• [Input for this task]:
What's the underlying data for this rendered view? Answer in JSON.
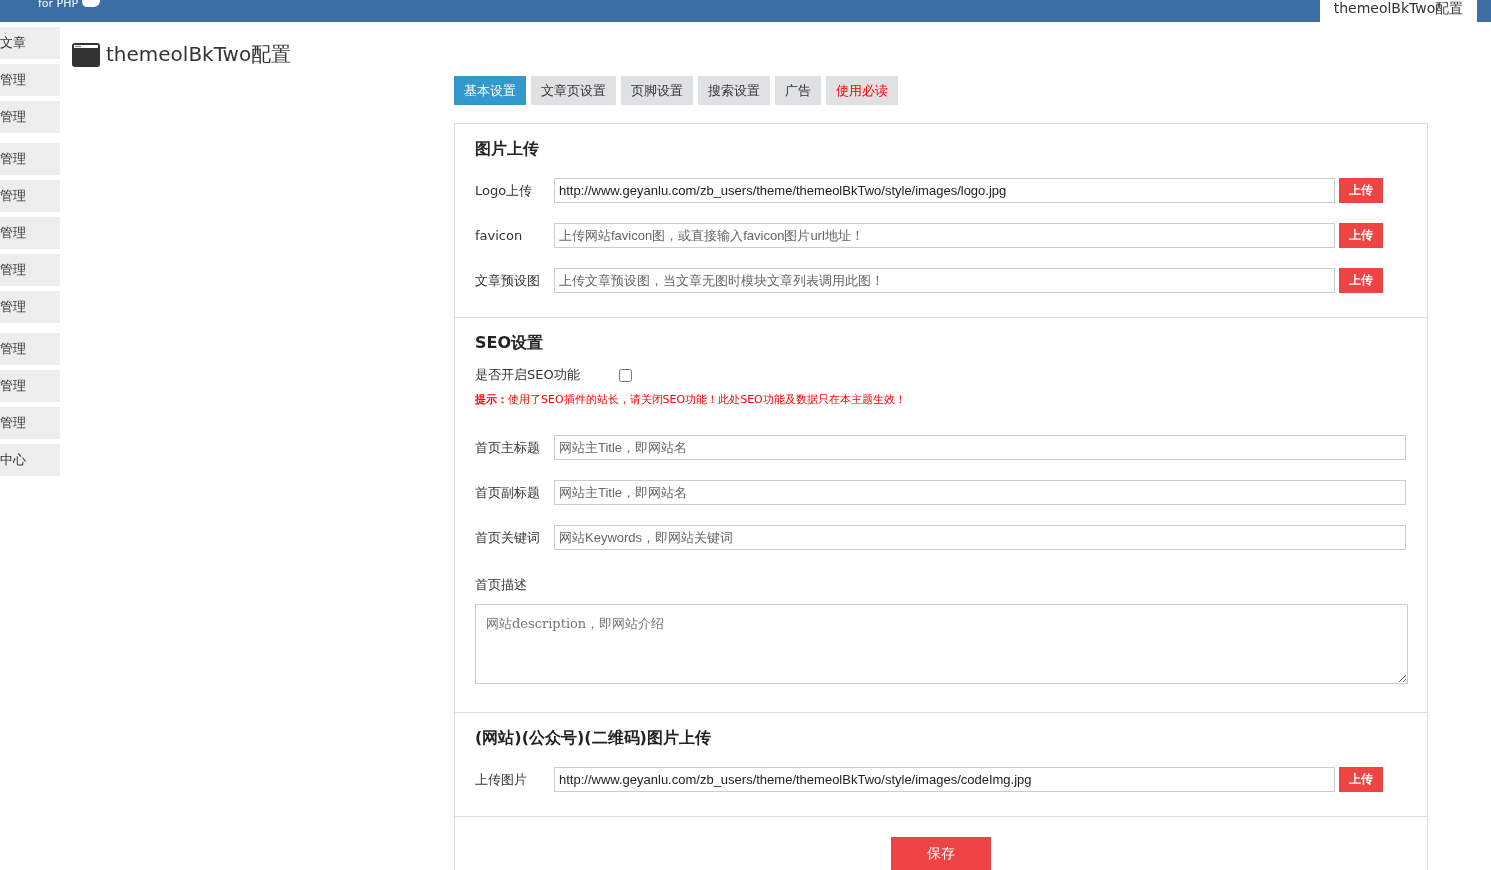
{
  "header": {
    "logo_text": "for PHP",
    "tab": "themeolBkTwo配置"
  },
  "sidebar": {
    "groups": [
      {
        "items": [
          "文章",
          "管理",
          "管理"
        ]
      },
      {
        "items": [
          "管理",
          "管理",
          "管理",
          "管理",
          "管理"
        ]
      },
      {
        "items": [
          "管理",
          "管理",
          "管理",
          "中心"
        ]
      }
    ]
  },
  "page_title": "themeolBkTwo配置",
  "tabs": [
    {
      "label": "基本设置",
      "selected": true,
      "kind": "normal"
    },
    {
      "label": "文章页设置",
      "selected": false,
      "kind": "normal"
    },
    {
      "label": "页脚设置",
      "selected": false,
      "kind": "normal"
    },
    {
      "label": "搜索设置",
      "selected": false,
      "kind": "normal"
    },
    {
      "label": "广告",
      "selected": false,
      "kind": "normal"
    },
    {
      "label": "使用必读",
      "selected": false,
      "kind": "notice"
    }
  ],
  "sections": [
    {
      "title": "图片上传",
      "rows": [
        {
          "kind": "upload",
          "label": "Logo上传",
          "value": "http://www.geyanlu.com/zb_users/theme/themeolBkTwo/style/images/logo.jpg",
          "button": "上传"
        },
        {
          "kind": "upload",
          "label": "favicon",
          "placeholder": "上传网站favicon图，或直接输入favicon图片url地址！",
          "button": "上传"
        },
        {
          "kind": "upload",
          "label": "文章预设图",
          "placeholder": "上传文章预设图，当文章无图时模块文章列表调用此图！",
          "button": "上传"
        }
      ]
    },
    {
      "title": "SEO设置",
      "rows": [
        {
          "kind": "checkbox",
          "label": "是否开启SEO功能",
          "checked": false
        },
        {
          "kind": "hint",
          "text": "**提示：**使用了SEO插件的站长，请关闭SEO功能！此处SEO功能及数据只在本主题生效！"
        },
        {
          "kind": "text",
          "label": "首页主标题",
          "placeholder": "网站主Title，即网站名"
        },
        {
          "kind": "text",
          "label": "首页副标题",
          "placeholder": "网站主Title，即网站名"
        },
        {
          "kind": "text",
          "label": "首页关键词",
          "placeholder": "网站Keywords，即网站关键词"
        },
        {
          "kind": "textarea",
          "label": "首页描述",
          "placeholder": "网站description，即网站介绍"
        }
      ]
    },
    {
      "title": "(网站)(公众号)(二维码)图片上传",
      "rows": [
        {
          "kind": "upload",
          "label": "上传图片",
          "value": "http://www.geyanlu.com/zb_users/theme/themeolBkTwo/style/images/codeImg.jpg",
          "button": "上传"
        }
      ]
    }
  ],
  "save_button": "保存"
}
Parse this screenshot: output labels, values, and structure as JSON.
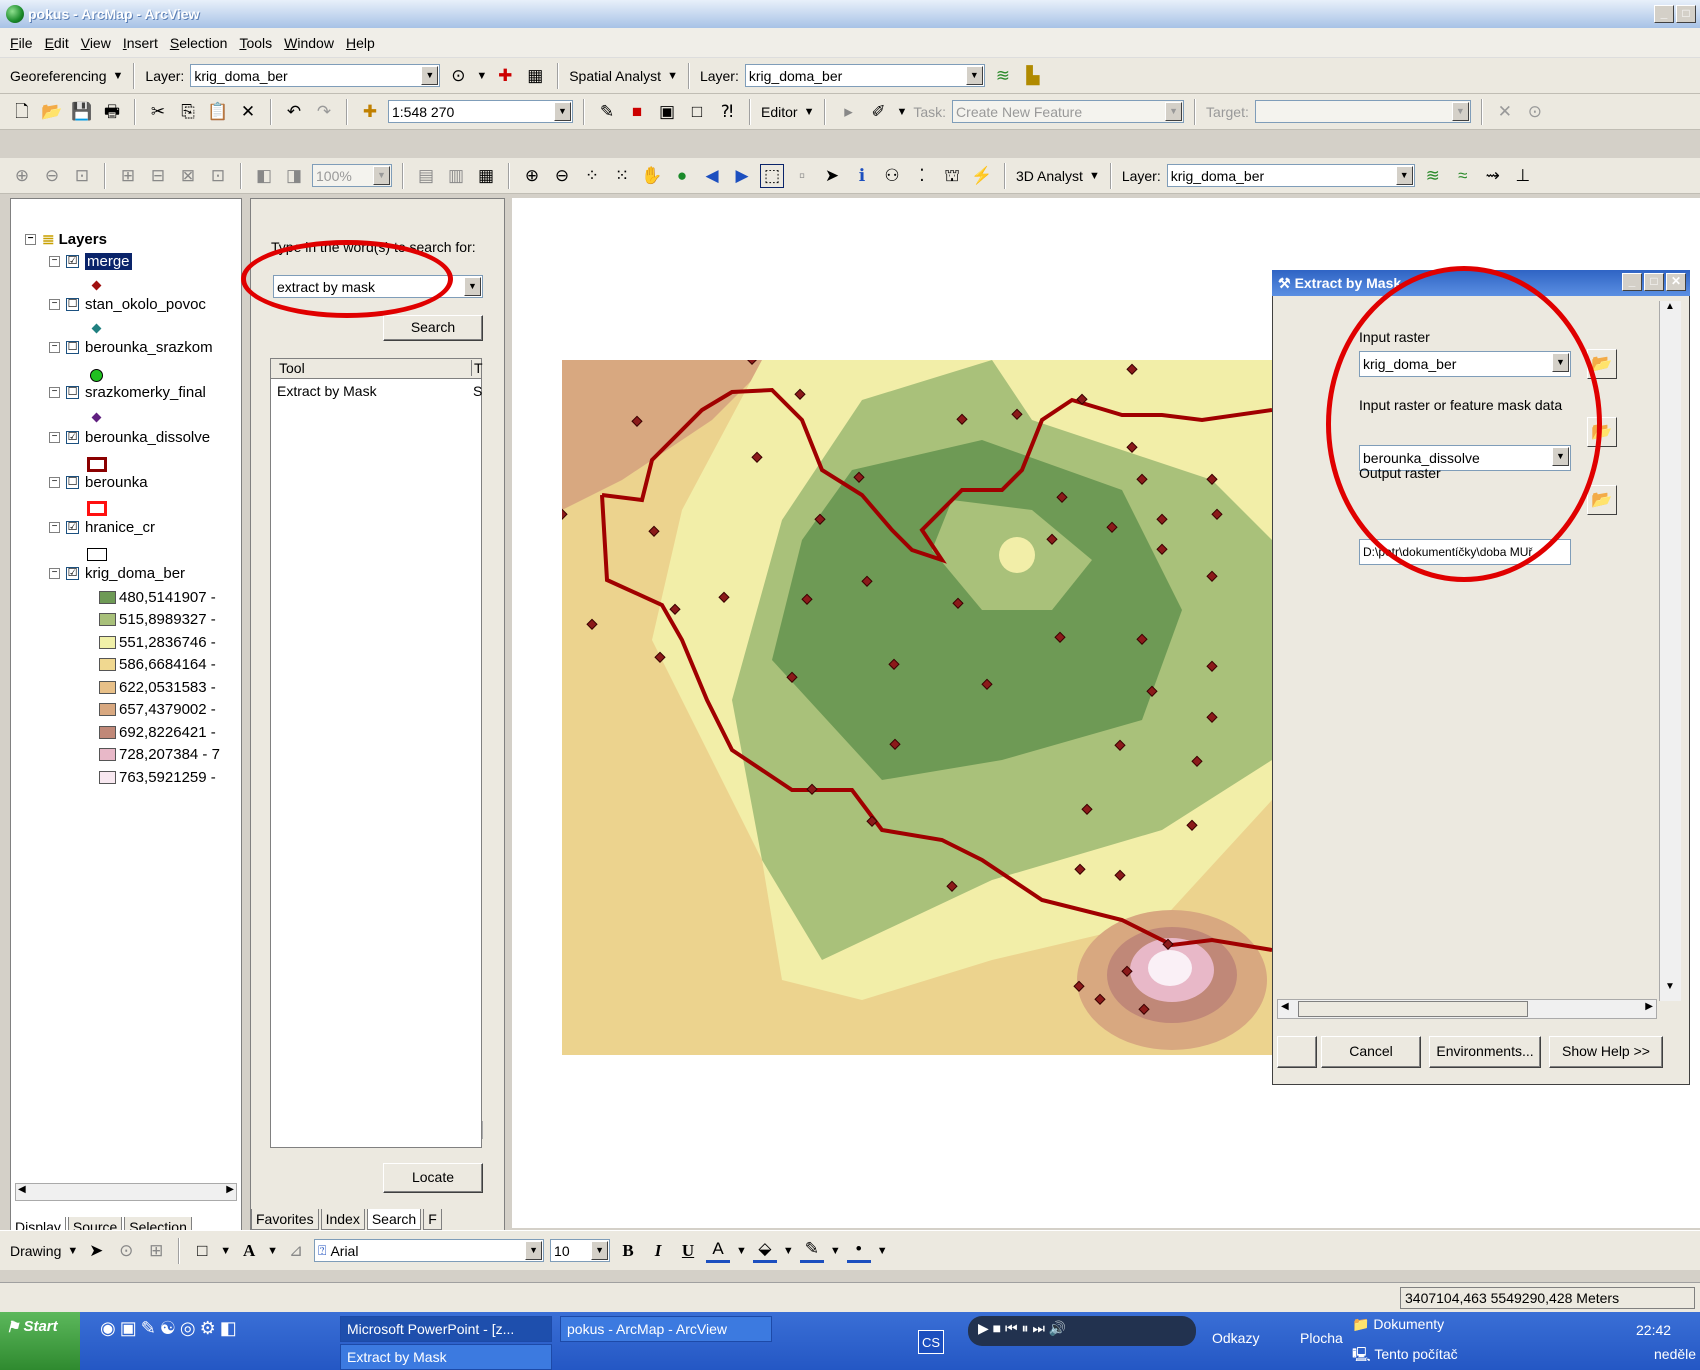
{
  "window": {
    "title": "pokus - ArcMap - ArcView",
    "controls": [
      "_",
      "□",
      "✕"
    ]
  },
  "menu": [
    "File",
    "Edit",
    "View",
    "Insert",
    "Selection",
    "Tools",
    "Window",
    "Help"
  ],
  "toolbar1": {
    "georeferencing": "Georeferencing",
    "layer_label": "Layer:",
    "layer_value": "krig_doma_ber",
    "spatial_analyst": "Spatial Analyst",
    "layer_label2": "Layer:",
    "layer_value2": "krig_doma_ber"
  },
  "toolbar2": {
    "scale": "1:548 270",
    "editor": "Editor",
    "task_label": "Task:",
    "task_value": "Create New Feature",
    "target_label": "Target:"
  },
  "toolbar3": {
    "zoom": "100%",
    "analyst3d": "3D Analyst",
    "layer_label": "Layer:",
    "layer_value": "krig_doma_ber"
  },
  "toc": {
    "root": "Layers",
    "layers": [
      {
        "name": "merge",
        "checked": "☑"
      },
      {
        "name": "stan_okolo_povoc",
        "checked": "☐"
      },
      {
        "name": "berounka_srazkom",
        "checked": "☐"
      },
      {
        "name": "srazkomerky_final",
        "checked": "☐"
      },
      {
        "name": "berounka_dissolve",
        "checked": "☑"
      },
      {
        "name": "berounka",
        "checked": "☐"
      },
      {
        "name": "hranice_cr",
        "checked": "☑"
      },
      {
        "name": "krig_doma_ber",
        "checked": "☑"
      }
    ],
    "legend": [
      {
        "label": "480,5141907 -",
        "color": "#6e9a55"
      },
      {
        "label": "515,8989327 -",
        "color": "#a8c07a"
      },
      {
        "label": "551,2836746 -",
        "color": "#f0f0a8"
      },
      {
        "label": "586,6684164 -",
        "color": "#f0d890"
      },
      {
        "label": "622,0531583 -",
        "color": "#e8c088"
      },
      {
        "label": "657,4379002 -",
        "color": "#d8a880"
      },
      {
        "label": "692,8226421 -",
        "color": "#c08878"
      },
      {
        "label": "728,207384 - 7",
        "color": "#e8b8c8"
      },
      {
        "label": "763,5921259 -",
        "color": "#f8e8f0"
      }
    ],
    "tabs": [
      "Display",
      "Source",
      "Selection"
    ]
  },
  "search": {
    "prompt": "Type in the word(s) to search for:",
    "query": "extract by mask",
    "search_btn": "Search",
    "col_tool": "Tool",
    "col_t": "T",
    "result": "Extract by Mask",
    "result_t": "S",
    "locate_btn": "Locate",
    "tabs": [
      "Favorites",
      "Index",
      "Search",
      "F"
    ]
  },
  "dialog": {
    "title": "Extract by Mask",
    "input_raster_label": "Input raster",
    "input_raster": "krig_doma_ber",
    "mask_label": "Input raster or feature mask data",
    "mask": "berounka_dissolve",
    "output_label": "Output raster",
    "output": "D:\\petr\\dokumentíčky\\doba MUř",
    "cancel": "Cancel",
    "environments": "Environments...",
    "show_help": "Show Help >>"
  },
  "drawbar": {
    "drawing": "Drawing",
    "font": "Arial",
    "size": "10",
    "bold": "B",
    "italic": "I",
    "underline": "U"
  },
  "status": {
    "coords": "3407104,463  5549290,428 Meters"
  },
  "taskbar": {
    "start": "Start",
    "items": [
      "Microsoft PowerPoint - [z...",
      "pokus - ArcMap - ArcView",
      "Extract by Mask"
    ],
    "lang": "CS",
    "odkazy": "Odkazy",
    "plocha": "Plocha",
    "dokumenty": "Dokumenty",
    "tento_pocitac": "Tento počítač",
    "time": "22:42",
    "day": "neděle"
  }
}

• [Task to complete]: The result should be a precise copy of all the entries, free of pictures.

• [Response to the exercise]:
What's the underlying data for this rendered view? Answer in JSON.
{
  "header": {
    "logo_text": "for PHP",
    "tab": "themeolBkTwo配置"
  },
  "sidebar": {
    "groups": [
      {
        "items": [
          "文章",
          "管理",
          "管理"
        ]
      },
      {
        "items": [
          "管理",
          "管理",
          "管理",
          "管理",
          "管理"
        ]
      },
      {
        "items": [
          "管理",
          "管理",
          "管理",
          "中心"
        ]
      }
    ]
  },
  "page_title": "themeolBkTwo配置",
  "tabs": [
    {
      "label": "基本设置",
      "selected": true,
      "kind": "normal"
    },
    {
      "label": "文章页设置",
      "selected": false,
      "kind": "normal"
    },
    {
      "label": "页脚设置",
      "selected": false,
      "kind": "normal"
    },
    {
      "label": "搜索设置",
      "selected": false,
      "kind": "normal"
    },
    {
      "label": "广告",
      "selected": false,
      "kind": "normal"
    },
    {
      "label": "使用必读",
      "selected": false,
      "kind": "notice"
    }
  ],
  "sections": [
    {
      "title": "图片上传",
      "rows": [
        {
          "kind": "upload",
          "label": "Logo上传",
          "value": "http://www.geyanlu.com/zb_users/theme/themeolBkTwo/style/images/logo.jpg",
          "button": "上传"
        },
        {
          "kind": "upload",
          "label": "favicon",
          "placeholder": "上传网站favicon图，或直接输入favicon图片url地址！",
          "button": "上传"
        },
        {
          "kind": "upload",
          "label": "文章预设图",
          "placeholder": "上传文章预设图，当文章无图时模块文章列表调用此图！",
          "button": "上传"
        }
      ]
    },
    {
      "title": "SEO设置",
      "rows": [
        {
          "kind": "checkbox",
          "label": "是否开启SEO功能",
          "checked": false
        },
        {
          "kind": "hint",
          "text": "**提示：**使用了SEO插件的站长，请关闭SEO功能！此处SEO功能及数据只在本主题生效！"
        },
        {
          "kind": "text",
          "label": "首页主标题",
          "placeholder": "网站主Title，即网站名"
        },
        {
          "kind": "text",
          "label": "首页副标题",
          "placeholder": "网站主Title，即网站名"
        },
        {
          "kind": "text",
          "label": "首页关键词",
          "placeholder": "网站Keywords，即网站关键词"
        },
        {
          "kind": "textarea",
          "label": "首页描述",
          "placeholder": "网站description，即网站介绍"
        }
      ]
    },
    {
      "title": "(网站)(公众号)(二维码)图片上传",
      "rows": [
        {
          "kind": "upload",
          "label": "上传图片",
          "value": "http://www.geyanlu.com/zb_users/theme/themeolBkTwo/style/images/codeImg.jpg",
          "button": "上传"
        }
      ]
    }
  ],
  "save_button": "保存"
}
Parse this screenshot: output labels, values, and structure as JSON.
{
  "window": {
    "title": "pokus - ArcMap - ArcView",
    "controls": [
      "_",
      "□",
      "✕"
    ]
  },
  "menu": [
    "File",
    "Edit",
    "View",
    "Insert",
    "Selection",
    "Tools",
    "Window",
    "Help"
  ],
  "toolbar1": {
    "georeferencing": "Georeferencing",
    "layer_label": "Layer:",
    "layer_value": "krig_doma_ber",
    "spatial_analyst": "Spatial Analyst",
    "layer_label2": "Layer:",
    "layer_value2": "krig_doma_ber"
  },
  "toolbar2": {
    "scale": "1:548 270",
    "editor": "Editor",
    "task_label": "Task:",
    "task_value": "Create New Feature",
    "target_label": "Target:"
  },
  "toolbar3": {
    "zoom": "100%",
    "analyst3d": "3D Analyst",
    "layer_label": "Layer:",
    "layer_value": "krig_doma_ber"
  },
  "toc": {
    "root": "Layers",
    "layers": [
      {
        "name": "merge",
        "checked": "☑"
      },
      {
        "name": "stan_okolo_povoc",
        "checked": "☐"
      },
      {
        "name": "berounka_srazkom",
        "checked": "☐"
      },
      {
        "name": "srazkomerky_final",
        "checked": "☐"
      },
      {
        "name": "berounka_dissolve",
        "checked": "☑"
      },
      {
        "name": "berounka",
        "checked": "☐"
      },
      {
        "name": "hranice_cr",
        "checked": "☑"
      },
      {
        "name": "krig_doma_ber",
        "checked": "☑"
      }
    ],
    "legend": [
      {
        "label": "480,5141907 -",
        "color": "#6e9a55"
      },
      {
        "label": "515,8989327 -",
        "color": "#a8c07a"
      },
      {
        "label": "551,2836746 -",
        "color": "#f0f0a8"
      },
      {
        "label": "586,6684164 -",
        "color": "#f0d890"
      },
      {
        "label": "622,0531583 -",
        "color": "#e8c088"
      },
      {
        "label": "657,4379002 -",
        "color": "#d8a880"
      },
      {
        "label": "692,8226421 -",
        "color": "#c08878"
      },
      {
        "label": "728,207384 - 7",
        "color": "#e8b8c8"
      },
      {
        "label": "763,5921259 -",
        "color": "#f8e8f0"
      }
    ],
    "tabs": [
      "Display",
      "Source",
      "Selection"
    ]
  },
  "search": {
    "prompt": "Type in the word(s) to search for:",
    "query": "extract by mask",
    "search_btn": "Search",
    "col_tool": "Tool",
    "col_t": "T",
    "result": "Extract by Mask",
    "result_t": "S",
    "locate_btn": "Locate",
    "tabs": [
      "Favorites",
      "Index",
      "Search",
      "F"
    ]
  },
  "dialog": {
    "title": "Extract by Mask",
    "input_raster_label": "Input raster",
    "input_raster": "krig_doma_ber",
    "mask_label": "Input raster or feature mask data",
    "mask": "berounka_dissolve",
    "output_label": "Output raster",
    "output": "D:\\petr\\dokumentíčky\\doba MUř",
    "cancel": "Cancel",
    "environments": "Environments...",
    "show_help": "Show Help >>"
  },
  "drawbar": {
    "drawing": "Drawing",
    "font": "Arial",
    "size": "10",
    "bold": "B",
    "italic": "I",
    "underline": "U"
  },
  "status": {
    "coords": "3407104,463  5549290,428 Meters"
  },
  "taskbar": {
    "start": "Start",
    "items": [
      "Microsoft PowerPoint - [z...",
      "pokus - ArcMap - ArcView",
      "Extract by Mask"
    ],
    "lang": "CS",
    "odkazy": "Odkazy",
    "plocha": "Plocha",
    "dokumenty": "Dokumenty",
    "tento_pocitac": "Tento počítač",
    "time": "22:42",
    "day": "neděle"
  }
}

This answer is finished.